Aim of the exercise
Each entry must be given again exactly; images do not belong in the copy.

Information given
——————

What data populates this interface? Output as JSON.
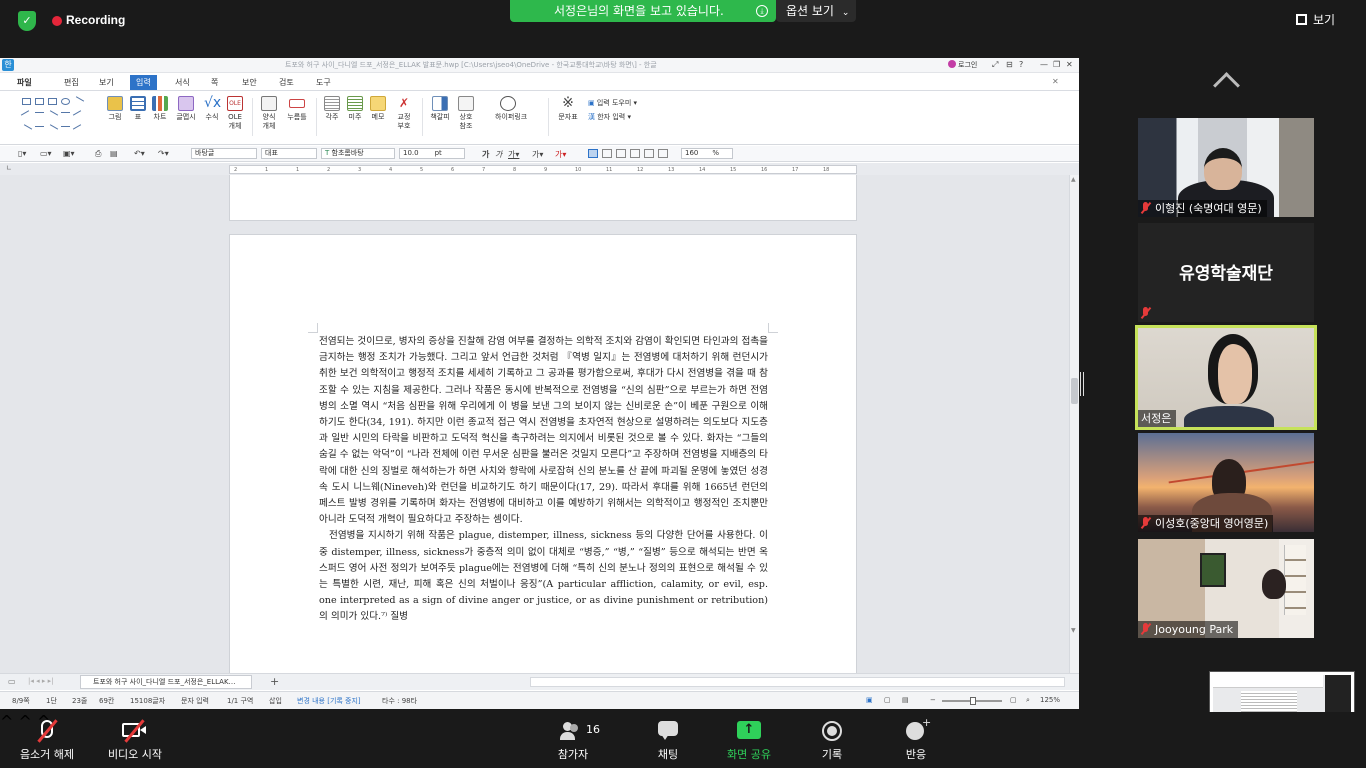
{
  "zoom": {
    "recording_label": "Recording",
    "share_banner": "서정은님의 화면을 보고 있습니다.",
    "options_label": "옵션 보기",
    "view_label": "보기",
    "bottom": {
      "unmute": "음소거 해제",
      "start_video": "비디오 시작",
      "participants": "참가자",
      "participants_count": "16",
      "chat": "채팅",
      "share_screen": "화면 공유",
      "record": "기록",
      "reactions": "반응"
    },
    "participants": [
      {
        "name": "이형진 (숙명여대 영문)"
      },
      {
        "name": "",
        "logo_text": "유영학술재단"
      },
      {
        "name": "서정은"
      },
      {
        "name": "이성호(중앙대 영어영문)"
      },
      {
        "name": "Jooyoung Park"
      }
    ],
    "colors": {
      "accent_green": "#2eb84c",
      "active_border": "#c6e25a",
      "mute_red": "#e53a3a"
    }
  },
  "hwp": {
    "title": "트포와 허구 사이_다니엘 드포_서정은_ELLAK 발표문.hwp [C:\\Users\\jseo4\\OneDrive - 한국교통대학교\\바탕 화면\\] - 한글",
    "login": "로그인",
    "menu": [
      "파일",
      "편집",
      "보기",
      "입력",
      "서식",
      "쪽",
      "보안",
      "검토",
      "도구"
    ],
    "menu_active": "입력",
    "ribbon": {
      "picture": "그림",
      "table": "표",
      "chart": "차트",
      "glyph": "글맵시",
      "equation": "수식",
      "ole": "OLE\n개체",
      "form_object": "양식\n개체",
      "button": "누름틀",
      "footnote": "각주",
      "endnote": "미주",
      "memo": "메모",
      "proof": "교정\n부호",
      "bookmark": "책갈피",
      "cross_ref": "상호\n참조",
      "hyperlink": "하이퍼링크",
      "char_table": "문자표",
      "input_helper": "입력 도우미",
      "hanja_input": "한자 입력"
    },
    "format_bar": {
      "style": "바탕글",
      "lang": "대표",
      "font": "함초롬바탕",
      "size": "10.0",
      "size_unit": "pt",
      "zoom": "160",
      "zoom_unit": "%"
    },
    "ruler_ticks": [
      "2",
      "1",
      "1",
      "2",
      "3",
      "4",
      "5",
      "6",
      "7",
      "8",
      "9",
      "10",
      "11",
      "12",
      "13",
      "14",
      "15",
      "16",
      "17",
      "18"
    ],
    "page_text": [
      "전염되는 것이므로, 병자의 증상을 진찰해 감염 여부를 결정하는 의학적 조치와 감염이 확인되면 타인과의 접촉을 금지하는 행정 조치가 가능했다. 그리고 앞서 언급한 것처럼 『역병 일지』는 전염병에 대처하기 위해 런던시가 취한 보건 의학적이고 행정적 조치를 세세히 기록하고 그 공과를 평가함으로써, 후대가 다시 전염병을 겪을 때 참조할 수 있는 지침을 제공한다. 그러나 작품은 동시에 반복적으로 전염병을 “신의 심판”으로 부르는가 하면 전염병의 소멸 역시 “처음 심판을 위해 우리에게 이 병을 보낸 그의 보이지 않는 신비로운 손”이 베푼 구원으로 이해하기도 한다(34, 191). 하지만 이런 종교적 접근 역시 전염병을 초자연적 현상으로 설명하려는 의도보다 지도층과 일반 시민의 타락을 비판하고 도덕적 혁신을 촉구하려는 의지에서 비롯된 것으로 볼 수 있다. 화자는 “그들의 숨길 수 없는 악덕”이 “나라 전체에 이런 무서운 심판을 불러온 것일지 모른다”고 주장하며 전염병을 지배층의 타락에 대한 신의 징벌로 해석하는가 하면 사치와 향락에 사로잡혀 신의 분노를 산 끝에 파괴될 운명에 놓였던 성경 속 도시 니느웨(Nineveh)와 런던을 비교하기도 하기 때문이다(17, 29). 따라서 후대를 위해 1665년 런던의 페스트 발병 경위를 기록하며 화자는 전염병에 대비하고 이를 예방하기 위해서는 의학적이고 행정적인 조치뿐만 아니라 도덕적 개혁이 필요하다고 주장하는 셈이다.",
      "전염병을 지시하기 위해 작품은 plague, distemper, illness, sickness 등의 다양한 단어를 사용한다. 이중 distemper, illness, sickness가 중층적 의미 없이 대체로 “병증,” “병,” “질병” 등으로 해석되는 반면 옥스퍼드 영어 사전 정의가 보여주듯 plague에는 전염병에 더해 “특히 신의 분노나 정의의 표현으로 해석될 수 있는 특별한 시련, 재난, 피해 혹은 신의 처벌이나 응징”(A particular affliction, calamity, or evil, esp. one interpreted as a sign of divine anger or justice, or as divine punishment or retribution)의 의미가 있다.⁷⁾ 질병"
    ],
    "tab_label": "트포와 허구 사이_다니엘 드포_서정은_ELLAK…",
    "status": {
      "page": "8/9쪽",
      "section": "1단",
      "line": "23줄",
      "column": "69칸",
      "chars": "15108글자",
      "input_mode": "문자 입력",
      "zone": "1/1 구역",
      "insert": "삽입",
      "track": "변경 내용 [기록 중지]",
      "keystrokes": "타수 : 98타",
      "zoom": "125%"
    }
  }
}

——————

Task response
What data populates this interface? Output as JSON.
{
  "zoom": {
    "recording_label": "Recording",
    "share_banner": "서정은님의 화면을 보고 있습니다.",
    "options_label": "옵션 보기",
    "view_label": "보기",
    "bottom": {
      "unmute": "음소거 해제",
      "start_video": "비디오 시작",
      "participants": "참가자",
      "participants_count": "16",
      "chat": "채팅",
      "share_screen": "화면 공유",
      "record": "기록",
      "reactions": "반응"
    },
    "participants": [
      {
        "name": "이형진 (숙명여대 영문)"
      },
      {
        "name": "",
        "logo_text": "유영학술재단"
      },
      {
        "name": "서정은"
      },
      {
        "name": "이성호(중앙대 영어영문)"
      },
      {
        "name": "Jooyoung Park"
      }
    ],
    "colors": {
      "accent_green": "#2eb84c",
      "active_border": "#c6e25a",
      "mute_red": "#e53a3a"
    }
  },
  "hwp": {
    "title": "트포와 허구 사이_다니엘 드포_서정은_ELLAK 발표문.hwp [C:\\Users\\jseo4\\OneDrive - 한국교통대학교\\바탕 화면\\] - 한글",
    "login": "로그인",
    "menu": [
      "파일",
      "편집",
      "보기",
      "입력",
      "서식",
      "쪽",
      "보안",
      "검토",
      "도구"
    ],
    "menu_active": "입력",
    "ribbon": {
      "picture": "그림",
      "table": "표",
      "chart": "차트",
      "glyph": "글맵시",
      "equation": "수식",
      "ole": "OLE\n개체",
      "form_object": "양식\n개체",
      "button": "누름틀",
      "footnote": "각주",
      "endnote": "미주",
      "memo": "메모",
      "proof": "교정\n부호",
      "bookmark": "책갈피",
      "cross_ref": "상호\n참조",
      "hyperlink": "하이퍼링크",
      "char_table": "문자표",
      "input_helper": "입력 도우미",
      "hanja_input": "한자 입력"
    },
    "format_bar": {
      "style": "바탕글",
      "lang": "대표",
      "font": "함초롬바탕",
      "size": "10.0",
      "size_unit": "pt",
      "zoom": "160",
      "zoom_unit": "%"
    },
    "ruler_ticks": [
      "2",
      "1",
      "1",
      "2",
      "3",
      "4",
      "5",
      "6",
      "7",
      "8",
      "9",
      "10",
      "11",
      "12",
      "13",
      "14",
      "15",
      "16",
      "17",
      "18"
    ],
    "page_text": [
      "전염되는 것이므로, 병자의 증상을 진찰해 감염 여부를 결정하는 의학적 조치와 감염이 확인되면 타인과의 접촉을 금지하는 행정 조치가 가능했다. 그리고 앞서 언급한 것처럼 『역병 일지』는 전염병에 대처하기 위해 런던시가 취한 보건 의학적이고 행정적 조치를 세세히 기록하고 그 공과를 평가함으로써, 후대가 다시 전염병을 겪을 때 참조할 수 있는 지침을 제공한다. 그러나 작품은 동시에 반복적으로 전염병을 “신의 심판”으로 부르는가 하면 전염병의 소멸 역시 “처음 심판을 위해 우리에게 이 병을 보낸 그의 보이지 않는 신비로운 손”이 베푼 구원으로 이해하기도 한다(34, 191). 하지만 이런 종교적 접근 역시 전염병을 초자연적 현상으로 설명하려는 의도보다 지도층과 일반 시민의 타락을 비판하고 도덕적 혁신을 촉구하려는 의지에서 비롯된 것으로 볼 수 있다. 화자는 “그들의 숨길 수 없는 악덕”이 “나라 전체에 이런 무서운 심판을 불러온 것일지 모른다”고 주장하며 전염병을 지배층의 타락에 대한 신의 징벌로 해석하는가 하면 사치와 향락에 사로잡혀 신의 분노를 산 끝에 파괴될 운명에 놓였던 성경 속 도시 니느웨(Nineveh)와 런던을 비교하기도 하기 때문이다(17, 29). 따라서 후대를 위해 1665년 런던의 페스트 발병 경위를 기록하며 화자는 전염병에 대비하고 이를 예방하기 위해서는 의학적이고 행정적인 조치뿐만 아니라 도덕적 개혁이 필요하다고 주장하는 셈이다.",
      "전염병을 지시하기 위해 작품은 plague, distemper, illness, sickness 등의 다양한 단어를 사용한다. 이중 distemper, illness, sickness가 중층적 의미 없이 대체로 “병증,” “병,” “질병” 등으로 해석되는 반면 옥스퍼드 영어 사전 정의가 보여주듯 plague에는 전염병에 더해 “특히 신의 분노나 정의의 표현으로 해석될 수 있는 특별한 시련, 재난, 피해 혹은 신의 처벌이나 응징”(A particular affliction, calamity, or evil, esp. one interpreted as a sign of divine anger or justice, or as divine punishment or retribution)의 의미가 있다.⁷⁾ 질병"
    ],
    "tab_label": "트포와 허구 사이_다니엘 드포_서정은_ELLAK…",
    "status": {
      "page": "8/9쪽",
      "section": "1단",
      "line": "23줄",
      "column": "69칸",
      "chars": "15108글자",
      "input_mode": "문자 입력",
      "zone": "1/1 구역",
      "insert": "삽입",
      "track": "변경 내용 [기록 중지]",
      "keystrokes": "타수 : 98타",
      "zoom": "125%"
    }
  }
}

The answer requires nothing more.